Data for this task:
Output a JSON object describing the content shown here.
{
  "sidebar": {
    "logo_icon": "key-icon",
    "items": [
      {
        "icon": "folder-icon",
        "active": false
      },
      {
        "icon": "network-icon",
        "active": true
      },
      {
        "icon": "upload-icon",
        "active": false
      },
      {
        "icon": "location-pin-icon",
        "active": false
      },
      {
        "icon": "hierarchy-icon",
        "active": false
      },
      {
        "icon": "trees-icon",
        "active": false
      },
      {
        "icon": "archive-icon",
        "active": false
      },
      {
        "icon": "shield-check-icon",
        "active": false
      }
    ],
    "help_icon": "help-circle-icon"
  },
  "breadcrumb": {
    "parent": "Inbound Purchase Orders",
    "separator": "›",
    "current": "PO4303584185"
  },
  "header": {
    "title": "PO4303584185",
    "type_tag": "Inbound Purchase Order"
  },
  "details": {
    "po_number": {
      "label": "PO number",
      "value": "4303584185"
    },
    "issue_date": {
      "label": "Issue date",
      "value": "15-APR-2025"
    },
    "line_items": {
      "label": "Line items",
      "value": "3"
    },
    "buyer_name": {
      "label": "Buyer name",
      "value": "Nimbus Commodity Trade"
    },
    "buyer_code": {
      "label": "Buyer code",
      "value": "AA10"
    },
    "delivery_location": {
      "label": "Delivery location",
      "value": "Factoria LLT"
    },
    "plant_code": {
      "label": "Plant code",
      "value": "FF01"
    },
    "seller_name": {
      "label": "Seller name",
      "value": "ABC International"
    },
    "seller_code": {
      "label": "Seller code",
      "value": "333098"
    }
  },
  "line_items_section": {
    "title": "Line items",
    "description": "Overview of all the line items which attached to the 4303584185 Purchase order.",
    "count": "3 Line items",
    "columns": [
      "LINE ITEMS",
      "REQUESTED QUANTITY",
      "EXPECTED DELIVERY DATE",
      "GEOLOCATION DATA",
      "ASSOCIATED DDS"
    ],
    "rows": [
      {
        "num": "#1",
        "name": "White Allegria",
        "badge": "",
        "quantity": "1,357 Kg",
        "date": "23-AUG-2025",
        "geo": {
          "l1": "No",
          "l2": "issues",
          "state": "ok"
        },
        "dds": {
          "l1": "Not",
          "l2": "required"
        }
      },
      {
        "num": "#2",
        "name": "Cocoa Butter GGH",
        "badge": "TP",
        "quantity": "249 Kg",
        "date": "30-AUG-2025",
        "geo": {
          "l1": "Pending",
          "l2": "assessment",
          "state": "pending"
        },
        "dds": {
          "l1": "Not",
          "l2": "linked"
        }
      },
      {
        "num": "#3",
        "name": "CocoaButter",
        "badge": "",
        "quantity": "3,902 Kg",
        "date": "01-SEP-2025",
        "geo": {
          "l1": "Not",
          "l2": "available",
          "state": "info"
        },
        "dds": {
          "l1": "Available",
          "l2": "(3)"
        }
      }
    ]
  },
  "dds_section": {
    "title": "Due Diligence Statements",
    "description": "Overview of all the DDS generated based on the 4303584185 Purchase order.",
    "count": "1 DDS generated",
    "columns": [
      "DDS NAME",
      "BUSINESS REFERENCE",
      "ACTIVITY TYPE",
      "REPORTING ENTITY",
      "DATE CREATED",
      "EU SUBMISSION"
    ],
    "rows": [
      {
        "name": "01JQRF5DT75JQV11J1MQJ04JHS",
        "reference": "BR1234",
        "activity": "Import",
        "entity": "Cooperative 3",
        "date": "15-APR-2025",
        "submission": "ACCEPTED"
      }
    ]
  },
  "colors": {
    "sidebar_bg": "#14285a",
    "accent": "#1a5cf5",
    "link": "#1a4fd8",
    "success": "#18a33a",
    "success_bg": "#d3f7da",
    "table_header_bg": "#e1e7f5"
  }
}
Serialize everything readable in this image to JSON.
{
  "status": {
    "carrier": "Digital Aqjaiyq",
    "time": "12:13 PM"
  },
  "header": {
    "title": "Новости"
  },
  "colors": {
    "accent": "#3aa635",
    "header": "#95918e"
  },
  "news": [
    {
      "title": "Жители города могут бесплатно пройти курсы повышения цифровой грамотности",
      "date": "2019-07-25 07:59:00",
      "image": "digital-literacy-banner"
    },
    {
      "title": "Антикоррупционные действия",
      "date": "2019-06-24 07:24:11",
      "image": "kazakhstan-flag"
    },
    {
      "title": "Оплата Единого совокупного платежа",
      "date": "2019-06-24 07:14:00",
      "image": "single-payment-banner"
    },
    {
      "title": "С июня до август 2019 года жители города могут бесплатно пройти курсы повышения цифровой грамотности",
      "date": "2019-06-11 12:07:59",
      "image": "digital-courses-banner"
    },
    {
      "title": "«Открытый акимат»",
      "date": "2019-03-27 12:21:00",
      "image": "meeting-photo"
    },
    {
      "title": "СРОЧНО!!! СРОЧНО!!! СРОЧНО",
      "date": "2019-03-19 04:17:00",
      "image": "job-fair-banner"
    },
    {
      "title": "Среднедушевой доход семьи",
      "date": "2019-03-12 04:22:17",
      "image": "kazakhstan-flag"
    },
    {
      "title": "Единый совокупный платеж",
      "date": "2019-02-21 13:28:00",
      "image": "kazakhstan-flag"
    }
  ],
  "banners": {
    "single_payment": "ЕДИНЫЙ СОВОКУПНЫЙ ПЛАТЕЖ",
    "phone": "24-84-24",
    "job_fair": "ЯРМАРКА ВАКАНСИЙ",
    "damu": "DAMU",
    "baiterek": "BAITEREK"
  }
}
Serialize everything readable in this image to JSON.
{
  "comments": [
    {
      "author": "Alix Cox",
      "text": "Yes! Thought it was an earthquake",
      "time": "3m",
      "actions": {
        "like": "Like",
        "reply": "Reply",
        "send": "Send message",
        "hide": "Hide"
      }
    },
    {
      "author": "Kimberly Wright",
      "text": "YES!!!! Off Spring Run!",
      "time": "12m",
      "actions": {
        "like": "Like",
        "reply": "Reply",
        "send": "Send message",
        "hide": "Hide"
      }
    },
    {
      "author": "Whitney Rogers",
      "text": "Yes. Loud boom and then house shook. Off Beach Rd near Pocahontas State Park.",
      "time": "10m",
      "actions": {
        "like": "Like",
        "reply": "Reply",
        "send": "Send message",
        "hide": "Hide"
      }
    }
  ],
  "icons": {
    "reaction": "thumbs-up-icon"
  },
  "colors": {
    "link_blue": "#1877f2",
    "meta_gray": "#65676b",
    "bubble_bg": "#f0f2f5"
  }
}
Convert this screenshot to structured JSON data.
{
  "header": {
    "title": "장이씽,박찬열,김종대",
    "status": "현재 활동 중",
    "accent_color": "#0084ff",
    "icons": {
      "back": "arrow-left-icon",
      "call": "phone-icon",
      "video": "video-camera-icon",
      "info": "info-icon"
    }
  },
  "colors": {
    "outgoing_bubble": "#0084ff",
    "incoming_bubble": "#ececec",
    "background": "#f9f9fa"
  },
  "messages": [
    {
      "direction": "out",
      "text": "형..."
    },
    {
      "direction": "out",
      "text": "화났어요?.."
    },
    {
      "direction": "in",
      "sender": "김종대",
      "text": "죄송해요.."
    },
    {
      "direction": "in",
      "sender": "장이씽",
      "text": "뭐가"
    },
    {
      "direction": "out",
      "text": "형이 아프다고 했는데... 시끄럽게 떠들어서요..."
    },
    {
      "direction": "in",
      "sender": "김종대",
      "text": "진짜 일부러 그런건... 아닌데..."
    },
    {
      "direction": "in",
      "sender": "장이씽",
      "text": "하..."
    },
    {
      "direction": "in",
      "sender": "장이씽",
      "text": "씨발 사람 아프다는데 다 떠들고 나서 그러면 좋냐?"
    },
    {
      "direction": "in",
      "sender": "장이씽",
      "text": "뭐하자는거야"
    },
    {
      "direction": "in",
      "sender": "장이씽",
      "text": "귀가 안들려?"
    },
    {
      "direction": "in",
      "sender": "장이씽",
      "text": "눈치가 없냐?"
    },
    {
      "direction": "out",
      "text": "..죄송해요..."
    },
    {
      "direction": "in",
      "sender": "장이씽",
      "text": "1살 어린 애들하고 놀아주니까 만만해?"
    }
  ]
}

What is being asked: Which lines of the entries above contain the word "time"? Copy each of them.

Completed task:
    "time": "12:13 PM"
      "time": "3m",
      "time": "12m",
      "time": "10m",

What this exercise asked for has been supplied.